“One of the most pointed, confronting, unapologetic and stimulating emails,” writes Bal Kama, a leading commentator on Papua New Guinea affairs. He had received the communication from a professor of politics, an expert on the PNG government system, who agreed that it be shared. “It’s healthy to hear the minds of radical thinkers from beyond our shores, however unsettling,” commented Bal Kama.
IT REALLY is a curious question. Where did Papua New Guinea’s majoritarian unicameral idea come from? There was simply no plausible model.
It was created in PNG in 1964 at the same time the former Legislative Council dominated by Australian members was abolished. Why?
When granting self-government to the Australasian colonies, the legislative councils were retained. If we had had a Labor government in 1964, this might have been explainable for it was Labor policy to abolish state upper houses. But Australia was very non-Labor in 1964.
It appears the PNG design was invented out of whole cloth.
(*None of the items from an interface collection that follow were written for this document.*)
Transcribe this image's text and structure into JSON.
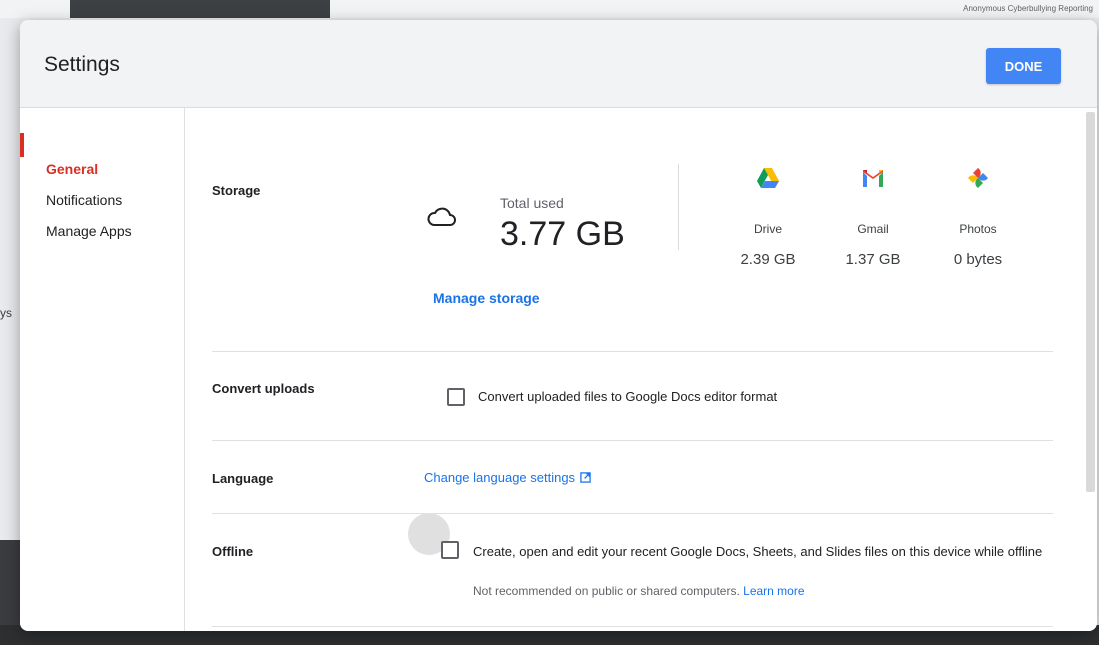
{
  "background": {
    "report_text": "Anonymous Cyberbullying Reporting",
    "side_text": "ys"
  },
  "modal": {
    "title": "Settings",
    "done_label": "DONE"
  },
  "sidebar": {
    "items": [
      {
        "label": "General",
        "active": true
      },
      {
        "label": "Notifications",
        "active": false
      },
      {
        "label": "Manage Apps",
        "active": false
      }
    ]
  },
  "storage": {
    "label": "Storage",
    "total_label": "Total used",
    "total_value": "3.77 GB",
    "manage_link": "Manage storage",
    "services": [
      {
        "name": "Drive",
        "size": "2.39 GB",
        "icon": "drive-icon"
      },
      {
        "name": "Gmail",
        "size": "1.37 GB",
        "icon": "gmail-icon"
      },
      {
        "name": "Photos",
        "size": "0 bytes",
        "icon": "photos-icon"
      }
    ]
  },
  "convert": {
    "label": "Convert uploads",
    "checkbox_text": "Convert uploaded files to Google Docs editor format",
    "checked": false
  },
  "language": {
    "label": "Language",
    "link_text": "Change language settings"
  },
  "offline": {
    "label": "Offline",
    "checkbox_text": "Create, open and edit your recent Google Docs, Sheets, and Slides files on this device while offline",
    "sub_text": "Not recommended on public or shared computers.",
    "learn_more": "Learn more",
    "checked": false
  },
  "colors": {
    "accent_red": "#d93025",
    "link_blue": "#1a73e8",
    "button_blue": "#4285f4"
  }
}
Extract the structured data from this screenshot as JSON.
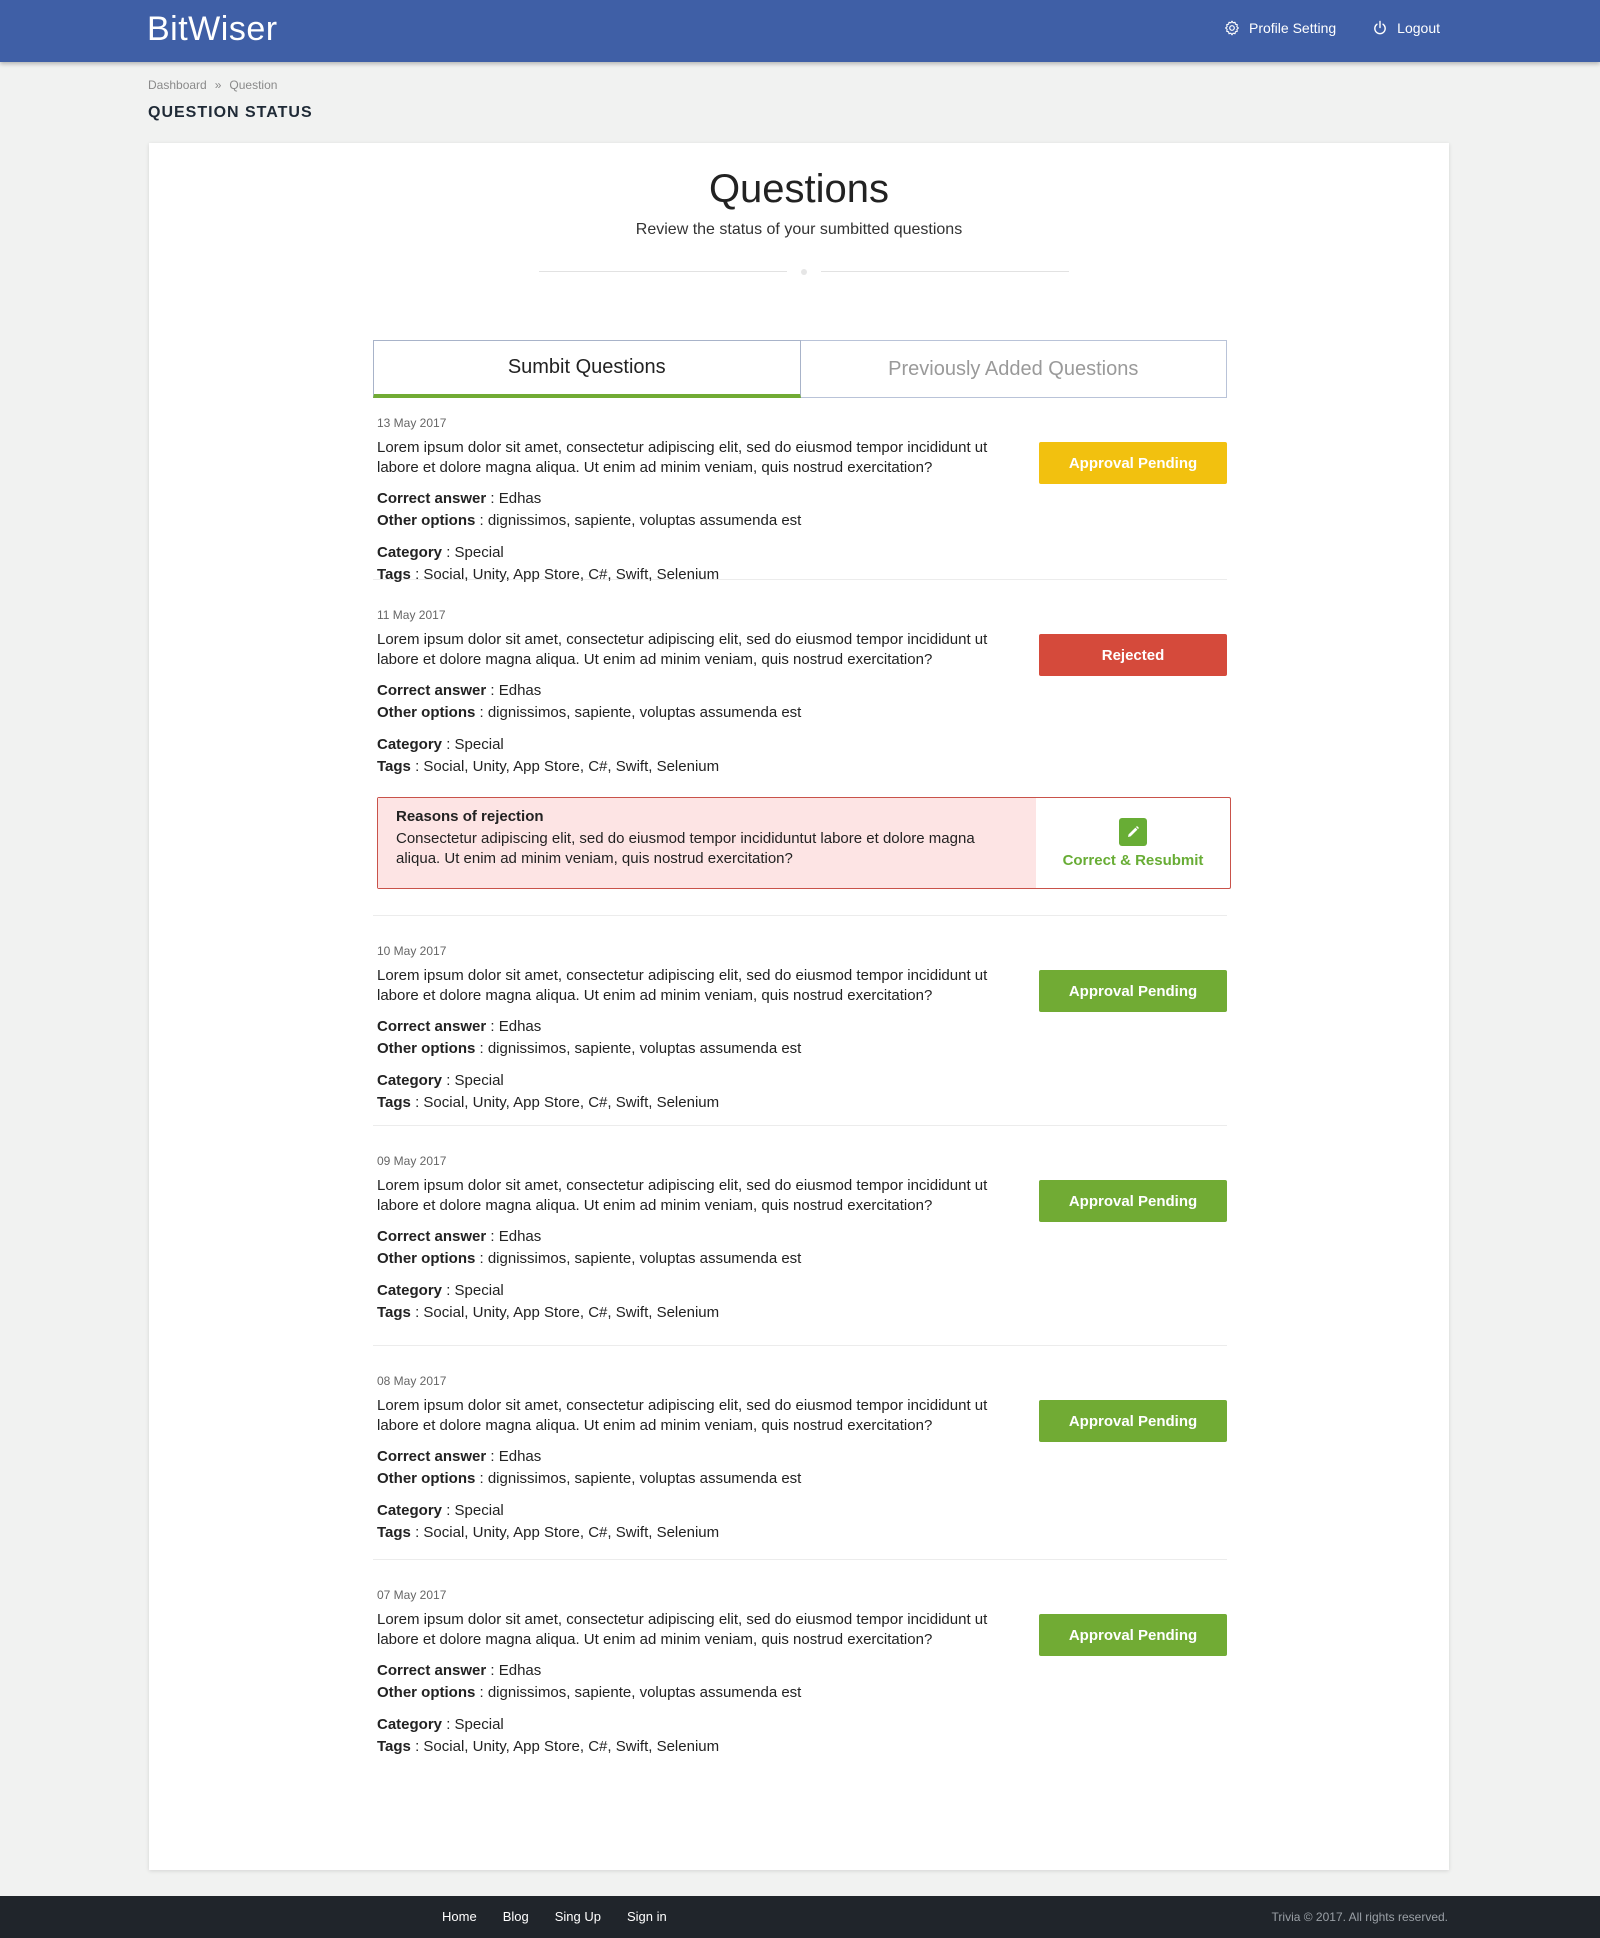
{
  "header": {
    "brand": "BitWiser",
    "profile_label": "Profile Setting",
    "logout_label": "Logout"
  },
  "breadcrumb": {
    "items": [
      "Dashboard",
      "»",
      "Question"
    ]
  },
  "page_title": "QUESTION STATUS",
  "hero": {
    "title": "Questions",
    "subtitle": "Review the status of your sumbitted questions"
  },
  "tabs": [
    {
      "label": "Sumbit Questions",
      "active": true
    },
    {
      "label": "Previously Added Questions",
      "active": false
    }
  ],
  "labels": {
    "correct_answer": "Correct answer",
    "other_options": "Other options",
    "category": "Category",
    "tags": "Tags"
  },
  "colors": {
    "brand": "#3f5fa6",
    "pending_yellow": "#f2c10f",
    "pending_green": "#71ab34",
    "rejected": "#d54a3b",
    "footer": "#20252b"
  },
  "questions": [
    {
      "date": "13 May 2017",
      "text": "Lorem ipsum dolor sit amet, consectetur adipiscing elit, sed do eiusmod tempor incididunt ut labore et dolore magna aliqua. Ut enim ad minim veniam, quis nostrud exercitation?",
      "correct_answer": "Edhas",
      "other_options": "dignissimos, sapiente, voluptas assumenda est",
      "category": "Special",
      "tags": "Social, Unity, App Store, C#, Swift, Selenium",
      "status": "Approval Pending",
      "status_color": "#f2c10f"
    },
    {
      "date": "11 May 2017",
      "text": "Lorem ipsum dolor sit amet, consectetur adipiscing elit, sed do eiusmod tempor incididunt ut labore et dolore magna aliqua. Ut enim ad minim veniam, quis nostrud exercitation?",
      "correct_answer": "Edhas",
      "other_options": "dignissimos, sapiente, voluptas assumenda est",
      "category": "Special",
      "tags": "Social, Unity, App Store, C#, Swift, Selenium",
      "status": "Rejected",
      "status_color": "#d54a3b",
      "rejection": {
        "title": "Reasons of rejection",
        "text": "Consectetur adipiscing elit, sed do eiusmod tempor incididuntut labore et dolore magna aliqua. Ut enim ad minim veniam, quis nostrud exercitation?",
        "action_label": "Correct & Resubmit",
        "action_icon": "pencil-icon"
      }
    },
    {
      "date": "10 May 2017",
      "text": "Lorem ipsum dolor sit amet, consectetur adipiscing elit, sed do eiusmod tempor incididunt ut labore et dolore magna aliqua. Ut enim ad minim veniam, quis nostrud exercitation?",
      "correct_answer": "Edhas",
      "other_options": "dignissimos, sapiente, voluptas assumenda est",
      "category": "Special",
      "tags": "Social, Unity, App Store, C#, Swift, Selenium",
      "status": "Approval Pending",
      "status_color": "#71ab34"
    },
    {
      "date": "09 May 2017",
      "text": "Lorem ipsum dolor sit amet, consectetur adipiscing elit, sed do eiusmod tempor incididunt ut labore et dolore magna aliqua. Ut enim ad minim veniam, quis nostrud exercitation?",
      "correct_answer": "Edhas",
      "other_options": "dignissimos, sapiente, voluptas assumenda est",
      "category": "Special",
      "tags": "Social, Unity, App Store, C#, Swift, Selenium",
      "status": "Approval Pending",
      "status_color": "#71ab34"
    },
    {
      "date": "08 May 2017",
      "text": "Lorem ipsum dolor sit amet, consectetur adipiscing elit, sed do eiusmod tempor incididunt ut labore et dolore magna aliqua. Ut enim ad minim veniam, quis nostrud exercitation?",
      "correct_answer": "Edhas",
      "other_options": "dignissimos, sapiente, voluptas assumenda est",
      "category": "Special",
      "tags": "Social, Unity, App Store, C#, Swift, Selenium",
      "status": "Approval Pending",
      "status_color": "#71ab34"
    },
    {
      "date": "07 May 2017",
      "text": "Lorem ipsum dolor sit amet, consectetur adipiscing elit, sed do eiusmod tempor incididunt ut labore et dolore magna aliqua. Ut enim ad minim veniam, quis nostrud exercitation?",
      "correct_answer": "Edhas",
      "other_options": "dignissimos, sapiente, voluptas assumenda est",
      "category": "Special",
      "tags": "Social, Unity, App Store, C#, Swift, Selenium",
      "status": "Approval Pending",
      "status_color": "#71ab34"
    }
  ],
  "footer": {
    "links": [
      "Home",
      "Blog",
      "Sing Up",
      "Sign in"
    ],
    "copyright": "Trivia © 2017. All rights reserved."
  }
}
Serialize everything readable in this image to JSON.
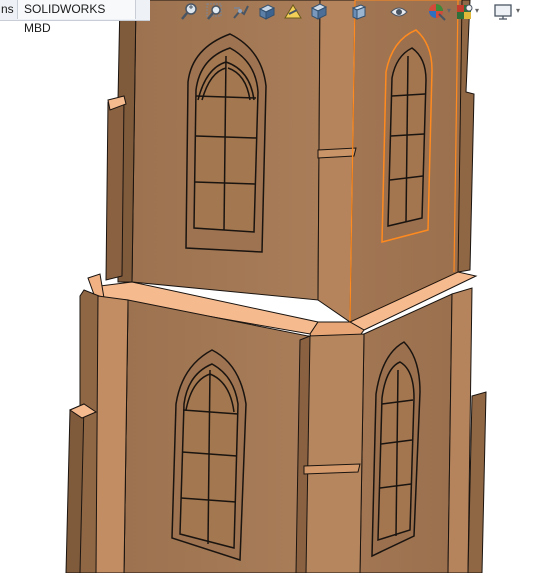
{
  "tabs": {
    "partial_label": "ns",
    "mbd_label": "SOLIDWORKS MBD"
  },
  "heads_up_toolbar": {
    "tools": [
      {
        "icon": "zoom-to-fit-icon"
      },
      {
        "icon": "zoom-to-area-icon"
      },
      {
        "icon": "previous-view-icon"
      },
      {
        "icon": "section-view-icon"
      },
      {
        "icon": "dynamic-annotation-views-icon"
      },
      {
        "icon": "view-orientation-icon"
      },
      {
        "icon": "display-style-icon"
      },
      {
        "icon": "hide-show-items-icon"
      },
      {
        "icon": "edit-appearance-icon"
      },
      {
        "icon": "apply-scene-icon"
      },
      {
        "icon": "view-settings-icon"
      }
    ]
  },
  "colors": {
    "wall": "#a67a56",
    "wall_side": "#8f6745",
    "pilaster_light": "#c28d63",
    "pilaster_dark": "#7f5a3b",
    "highlight": "#f6ba8f",
    "selection": "#ff8a1f",
    "edge": "#1a1410"
  }
}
The same design was adopted in the Northern Territory in 1974. (Because Queensland was such a·success?) Also in the Solomons in 1976 and in Vanuatu in 1980.
I do not know what the explanation is. It cannot be a matter of thoughtlessness for committees have to sit around and design electoral boundaries.
Whatever the explanation, it was a colossal blunder and the people have been paying the price. At the sub-national level the governments have a federal check but at the national level it spells doom.
We have seen 40 years of research and bandaid ‘governance’·activity during which everything has gone backwards, 40 years of humanitarian disaster and ever-deepening exploitation of the people by their politicians.
Asking people to have faith in a new generation of leaders has not a shred of scholarly credibility. It also defies common sense.
The main reason almost no one agrees that the political structure is the problem is because they already have a long-standing, comfortable and complete explanation of why Pacific policies fail their culture.
It does not dawn on them that the problem is not the translation of the faulty culture into the parliament but rather the imposition of a faulty parliament on the culture.
The authors just assume the parliament - their own culture - is faultless.
There is nothing wrong with Melanesian culture, but if there were, does it make sense to foist a political structure on them which has never worked with any culture?
Pacific academics and bureaucrats constitute a fairly small group of people, mainly Canberra based. They attend the same seminars and read each other's writings and the ‘culture-is-a-problem thesis’ is something they agree on; a taken-for-granted truth.
The reason no counter-argument penetrates is not only because it requires admission of error and an inversion of thinking but because it would be breaking ranks.
This culture prejudice misunderstands that the very purpose of a political system is to deal with the culture. That is what it is there for: if men were angels no government would be necessary (Madison).
If the system isn’t working, it is not the victims' fault. If the design isn't working, it is not a satisfactory design.
PNG (along with the Solomons and Vanuatu) is afflicted with a political design that never works, that cannot deal with any culture.
As to having faith in leaders, I am unaware of any scholar who postulated that modern institutional change occurs because politicians are selfless, f ar-sighted and wise.
I have concluded their overall findings are: (a) that political actors seek change if they think they will be better off under the new system and (b) that what actually happens depends on the preceding circumstances These are rather weak findings.
So perhaps a starting point to reform discussions could be discussion of PNG 's dubious beginning.
When the PNG House of Assembly was formed in 1964, independence was far away. A few years later Australian attitudes reversed. In June 1972, under Australian pressure to prepare for independence, the Assembly under Chief Minister Somare created the Constitutional Planning Committee. Australia (Minister f or External Territories Andrew Peacock) refused to supply any Australian officials to participate in or advise the Committee.
The Committee set up 500 discussion groups, toured the country, held 110 public meetings, received 2,000 submissions and tabled its report in the House of Assembly in August 1974.
A run-down of the events leading up to independence can be found here.
The Whitlam government was in a hurry to be rid of the colony.
Whether or not the country’s dubious start is a lever to get a debate moving, somehow the notion of proportional representation’s introduction has to get legs and be pushed until it is introduced.
Is it time to revisit the suggestion of Sir John Guise that PNG needs a presidential system? Now is the time to ask the hard questions about the integrity and viability of the systems that were established in the beginning. Is the Westminster unicameral system suitable for PNG?